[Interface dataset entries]
--
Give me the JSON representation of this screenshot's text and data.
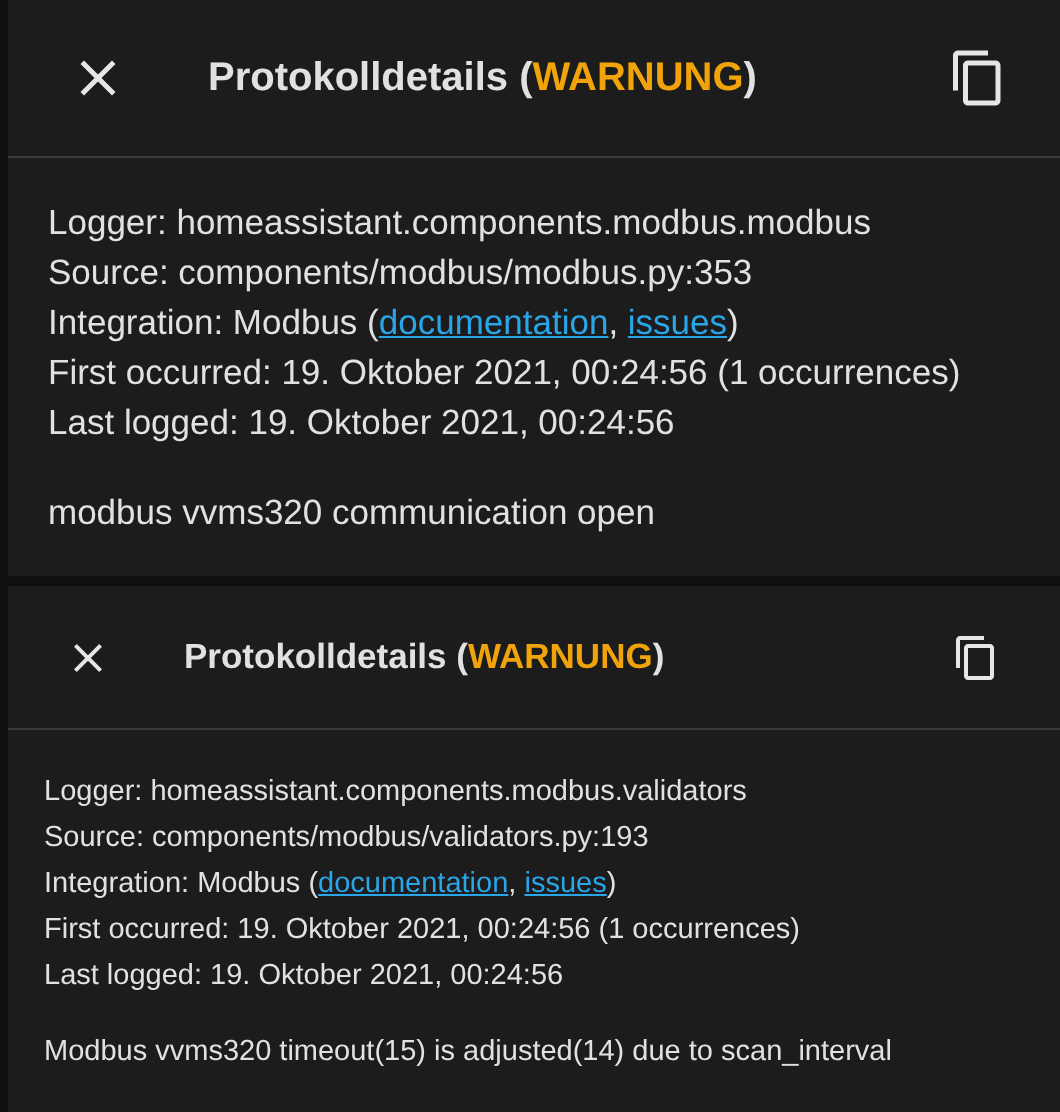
{
  "dialogs": [
    {
      "title": [
        {
          "kind": "text",
          "text": "Protokolldetails ("
        },
        {
          "kind": "severity",
          "text": "WARNUNG"
        },
        {
          "kind": "text",
          "text": ")"
        }
      ],
      "details": [
        [
          {
            "kind": "text",
            "text": "Logger: homeassistant.components.modbus.modbus"
          }
        ],
        [
          {
            "kind": "text",
            "text": "Source: components/modbus/modbus.py:353"
          }
        ],
        [
          {
            "kind": "text",
            "text": "Integration: Modbus ("
          },
          {
            "kind": "link",
            "text": "documentation"
          },
          {
            "kind": "link",
            "prefix": ", ",
            "text": "issues"
          },
          {
            "kind": "text",
            "text": ")"
          }
        ],
        [
          {
            "kind": "text",
            "text": "First occurred: 19. Oktober 2021, 00:24:56 (1 occurrences)"
          }
        ],
        [
          {
            "kind": "text",
            "text": "Last logged: 19. Oktober 2021, 00:24:56"
          }
        ]
      ],
      "message": "modbus vvms320 communication open"
    },
    {
      "title": [
        {
          "kind": "text",
          "text": "Protokolldetails ("
        },
        {
          "kind": "severity",
          "text": "WARNUNG"
        },
        {
          "kind": "text",
          "text": ")"
        }
      ],
      "details": [
        [
          {
            "kind": "text",
            "text": "Logger: homeassistant.components.modbus.validators"
          }
        ],
        [
          {
            "kind": "text",
            "text": "Source: components/modbus/validators.py:193"
          }
        ],
        [
          {
            "kind": "text",
            "text": "Integration: Modbus ("
          },
          {
            "kind": "link",
            "text": "documentation"
          },
          {
            "kind": "link",
            "prefix": ", ",
            "text": "issues"
          },
          {
            "kind": "text",
            "text": ")"
          }
        ],
        [
          {
            "kind": "text",
            "text": "First occurred: 19. Oktober 2021, 00:24:56 (1 occurrences)"
          }
        ],
        [
          {
            "kind": "text",
            "text": "Last logged: 19. Oktober 2021, 00:24:56"
          }
        ]
      ],
      "message": "Modbus vvms320 timeout(15) is adjusted(14) due to scan_interval"
    }
  ]
}
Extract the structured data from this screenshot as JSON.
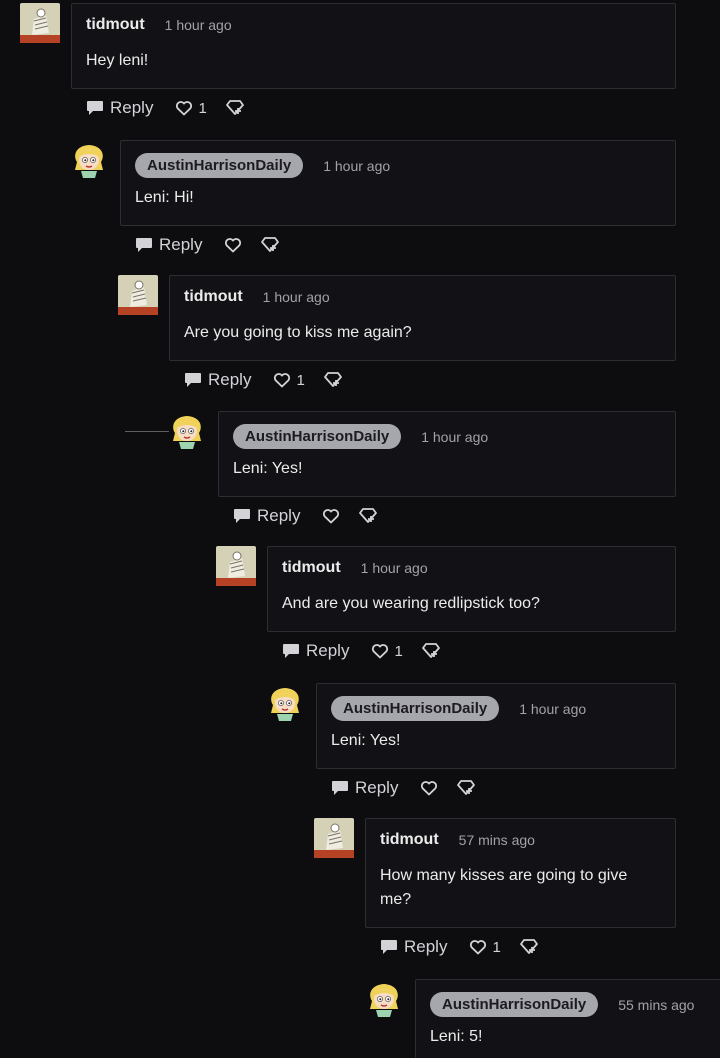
{
  "comments": [
    {
      "user": "tidmout",
      "time": "1 hour ago",
      "text": "Hey leni!",
      "reply_label": "Reply",
      "likes": "1",
      "badge": false
    },
    {
      "user": "AustinHarrisonDaily",
      "time": "1 hour ago",
      "text": "Leni: Hi!",
      "reply_label": "Reply",
      "likes": "",
      "badge": true
    },
    {
      "user": "tidmout",
      "time": "1 hour ago",
      "text": "Are you going to kiss me again?",
      "reply_label": "Reply",
      "likes": "1",
      "badge": false
    },
    {
      "user": "AustinHarrisonDaily",
      "time": "1 hour ago",
      "text": "Leni: Yes!",
      "reply_label": "Reply",
      "likes": "",
      "badge": true
    },
    {
      "user": "tidmout",
      "time": "1 hour ago",
      "text": "And are you wearing redlipstick too?",
      "reply_label": "Reply",
      "likes": "1",
      "badge": false
    },
    {
      "user": "AustinHarrisonDaily",
      "time": "1 hour ago",
      "text": "Leni: Yes!",
      "reply_label": "Reply",
      "likes": "",
      "badge": true
    },
    {
      "user": "tidmout",
      "time": "57 mins ago",
      "text": "How many kisses are going to give me?",
      "reply_label": "Reply",
      "likes": "1",
      "badge": false
    },
    {
      "user": "AustinHarrisonDaily",
      "time": "55 mins ago",
      "text": "Leni: 5!",
      "reply_label": "",
      "likes": "",
      "badge": true
    }
  ],
  "icons": {
    "reply": "speech-bubble-icon",
    "like": "heart-icon",
    "share": "share-icon",
    "avatar_tidmout": "avatar-image",
    "avatar_austin": "leni-avatar-image"
  },
  "colors": {
    "background": "#0d0d10",
    "bubble_border": "#2d2d33",
    "badge_bg": "#a6a6ad",
    "text": "#ececec",
    "muted": "#a1a1a8"
  }
}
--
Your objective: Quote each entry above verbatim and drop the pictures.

Answer for this exercise:
Give me the JSON representation of this screenshot's text and data.
{
  "dialogs": [
    {
      "title": [
        {
          "kind": "text",
          "text": "Protokolldetails ("
        },
        {
          "kind": "severity",
          "text": "WARNUNG"
        },
        {
          "kind": "text",
          "text": ")"
        }
      ],
      "details": [
        [
          {
            "kind": "text",
            "text": "Logger: homeassistant.components.modbus.modbus"
          }
        ],
        [
          {
            "kind": "text",
            "text": "Source: components/modbus/modbus.py:353"
          }
        ],
        [
          {
            "kind": "text",
            "text": "Integration: Modbus ("
          },
          {
            "kind": "link",
            "text": "documentation"
          },
          {
            "kind": "link",
            "prefix": ", ",
            "text": "issues"
          },
          {
            "kind": "text",
            "text": ")"
          }
        ],
        [
          {
            "kind": "text",
            "text": "First occurred: 19. Oktober 2021, 00:24:56 (1 occurrences)"
          }
        ],
        [
          {
            "kind": "text",
            "text": "Last logged: 19. Oktober 2021, 00:24:56"
          }
        ]
      ],
      "message": "modbus vvms320 communication open"
    },
    {
      "title": [
        {
          "kind": "text",
          "text": "Protokolldetails ("
        },
        {
          "kind": "severity",
          "text": "WARNUNG"
        },
        {
          "kind": "text",
          "text": ")"
        }
      ],
      "details": [
        [
          {
            "kind": "text",
            "text": "Logger: homeassistant.components.modbus.validators"
          }
        ],
        [
          {
            "kind": "text",
            "text": "Source: components/modbus/validators.py:193"
          }
        ],
        [
          {
            "kind": "text",
            "text": "Integration: Modbus ("
          },
          {
            "kind": "link",
            "text": "documentation"
          },
          {
            "kind": "link",
            "prefix": ", ",
            "text": "issues"
          },
          {
            "kind": "text",
            "text": ")"
          }
        ],
        [
          {
            "kind": "text",
            "text": "First occurred: 19. Oktober 2021, 00:24:56 (1 occurrences)"
          }
        ],
        [
          {
            "kind": "text",
            "text": "Last logged: 19. Oktober 2021, 00:24:56"
          }
        ]
      ],
      "message": "Modbus vvms320 timeout(15) is adjusted(14) due to scan_interval"
    }
  ]
}
Extract the structured data from this screenshot as JSON.
{
  "comments": [
    {
      "user": "tidmout",
      "time": "1 hour ago",
      "text": "Hey leni!",
      "reply_label": "Reply",
      "likes": "1",
      "badge": false
    },
    {
      "user": "AustinHarrisonDaily",
      "time": "1 hour ago",
      "text": "Leni: Hi!",
      "reply_label": "Reply",
      "likes": "",
      "badge": true
    },
    {
      "user": "tidmout",
      "time": "1 hour ago",
      "text": "Are you going to kiss me again?",
      "reply_label": "Reply",
      "likes": "1",
      "badge": false
    },
    {
      "user": "AustinHarrisonDaily",
      "time": "1 hour ago",
      "text": "Leni: Yes!",
      "reply_label": "Reply",
      "likes": "",
      "badge": true
    },
    {
      "user": "tidmout",
      "time": "1 hour ago",
      "text": "And are you wearing redlipstick too?",
      "reply_label": "Reply",
      "likes": "1",
      "badge": false
    },
    {
      "user": "AustinHarrisonDaily",
      "time": "1 hour ago",
      "text": "Leni: Yes!",
      "reply_label": "Reply",
      "likes": "",
      "badge": true
    },
    {
      "user": "tidmout",
      "time": "57 mins ago",
      "text": "How many kisses are going to give me?",
      "reply_label": "Reply",
      "likes": "1",
      "badge": false
    },
    {
      "user": "AustinHarrisonDaily",
      "time": "55 mins ago",
      "text": "Leni: 5!",
      "reply_label": "",
      "likes": "",
      "badge": true
    }
  ],
  "icons": {
    "reply": "speech-bubble-icon",
    "like": "heart-icon",
    "share": "share-icon",
    "avatar_tidmout": "avatar-image",
    "avatar_austin": "leni-avatar-image"
  },
  "colors": {
    "background": "#0d0d10",
    "bubble_border": "#2d2d33",
    "badge_bg": "#a6a6ad",
    "text": "#ececec",
    "muted": "#a1a1a8"
  }
}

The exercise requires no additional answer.